Would you reproduce the entries exactly, including every line?
● ● ●
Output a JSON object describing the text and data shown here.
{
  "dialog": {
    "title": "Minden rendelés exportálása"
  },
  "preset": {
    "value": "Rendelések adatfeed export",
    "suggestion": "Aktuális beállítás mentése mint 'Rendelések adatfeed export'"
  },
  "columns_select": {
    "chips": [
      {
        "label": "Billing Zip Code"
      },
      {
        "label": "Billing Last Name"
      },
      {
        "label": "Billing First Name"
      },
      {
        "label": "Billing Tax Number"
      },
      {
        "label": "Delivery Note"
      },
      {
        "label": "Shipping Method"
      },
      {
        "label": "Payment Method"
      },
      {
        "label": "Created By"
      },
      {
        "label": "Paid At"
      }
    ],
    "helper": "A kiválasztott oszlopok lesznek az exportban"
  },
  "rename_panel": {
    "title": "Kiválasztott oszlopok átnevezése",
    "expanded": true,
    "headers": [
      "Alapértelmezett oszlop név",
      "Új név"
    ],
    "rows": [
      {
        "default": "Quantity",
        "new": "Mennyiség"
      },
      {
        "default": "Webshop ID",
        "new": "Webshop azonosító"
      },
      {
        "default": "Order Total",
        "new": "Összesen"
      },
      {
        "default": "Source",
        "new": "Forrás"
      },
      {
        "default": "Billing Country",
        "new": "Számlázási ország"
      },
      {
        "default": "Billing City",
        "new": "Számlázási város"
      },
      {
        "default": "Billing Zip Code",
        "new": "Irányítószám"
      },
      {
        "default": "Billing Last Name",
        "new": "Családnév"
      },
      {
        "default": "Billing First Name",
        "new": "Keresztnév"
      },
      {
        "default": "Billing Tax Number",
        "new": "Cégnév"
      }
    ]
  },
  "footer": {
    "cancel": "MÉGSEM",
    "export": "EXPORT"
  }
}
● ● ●
Answer box:
Output a JSON object describing the text and data shown here.
{
  "dialog": {
    "title": "Minden rendelés exportálása"
  },
  "preset": {
    "value": "Rendelések adatfeed export",
    "suggestion": "Aktuális beállítás mentése mint 'Rendelések adatfeed export'"
  },
  "columns_select": {
    "chips": [
      {
        "label": "Billing Zip Code"
      },
      {
        "label": "Billing Last Name"
      },
      {
        "label": "Billing First Name"
      },
      {
        "label": "Billing Tax Number"
      },
      {
        "label": "Delivery Note"
      },
      {
        "label": "Shipping Method"
      },
      {
        "label": "Payment Method"
      },
      {
        "label": "Created By"
      },
      {
        "label": "Paid At"
      }
    ],
    "helper": "A kiválasztott oszlopok lesznek az exportban"
  },
  "rename_panel": {
    "title": "Kiválasztott oszlopok átnevezése",
    "expanded": true,
    "headers": [
      "Alapértelmezett oszlop név",
      "Új név"
    ],
    "rows": [
      {
        "default": "Quantity",
        "new": "Mennyiség"
      },
      {
        "default": "Webshop ID",
        "new": "Webshop azonosító"
      },
      {
        "default": "Order Total",
        "new": "Összesen"
      },
      {
        "default": "Source",
        "new": "Forrás"
      },
      {
        "default": "Billing Country",
        "new": "Számlázási ország"
      },
      {
        "default": "Billing City",
        "new": "Számlázási város"
      },
      {
        "default": "Billing Zip Code",
        "new": "Irányítószám"
      },
      {
        "default": "Billing Last Name",
        "new": "Családnév"
      },
      {
        "default": "Billing First Name",
        "new": "Keresztnév"
      },
      {
        "default": "Billing Tax Number",
        "new": "Cégnév"
      }
    ]
  },
  "footer": {
    "cancel": "MÉGSEM",
    "export": "EXPORT"
  }
}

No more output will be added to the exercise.